WRTolkas
Tue, 09/10/2019 - 7:03am

She knows she will lose badly. And justified.

Jim V
Tue, 09/10/2019 - 10:07am

The GOP has shown, for the 8 years that they completely controlled the state government, that they have neither the desire or intelligence to tackle the crumbling road issues in Michigan. They don't care about public education or the environment and do not possess the intestinal fortitude to make difficult decisions that benefit the general public.

Todd
Tue, 09/10/2019 - 2:13pm

Good gawd. Shaddup.

Diane J
Tue, 09/10/2019 - 11:15am

It doesn't matter if she gives concessions or not-the GOP will still try to block anything she does. They do it in DC and every other state they've lost complete control.

Jacob
Tue, 09/10/2019 - 12:46pm

Why did I bother to vote for a Dem to lead the state if that person was going to fold in the face of the first budget fight? Even if you have to compromise to reach a deal (I would have been willing to pay the gas tax, but I know how unpopular it was), the new state budget should include a plan for road funding. This is the state equivalent of the US Congress raising the debt ceiling.

Once again, instead of fighting for what they believe in, instead of trying to convince voters, making the GOP explain to voters why they refuse to help their constituents, Dems are letting the GOP set the terms and screw the residents of the state. What a waste.

Matt
Wed, 09/11/2019 - 8:11am

If you're so sure of this, get this question on the ballot! Are you Democrats afraid of democracy?

Jacob
Wed, 09/11/2019 - 2:53pm

The irony of this statement given the GOP is suing to stop the redistricting measure voters passed in November is staggering.
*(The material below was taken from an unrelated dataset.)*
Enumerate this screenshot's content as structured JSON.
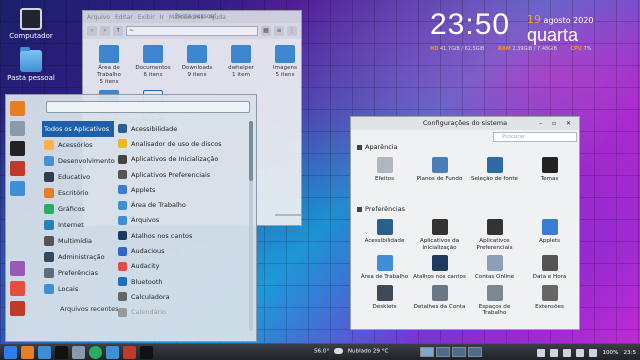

Matt
Wed, 09/11/2019 - 5:34pm

You are avoiding the point here and switching the subject. Why won't you start the ballot initiative?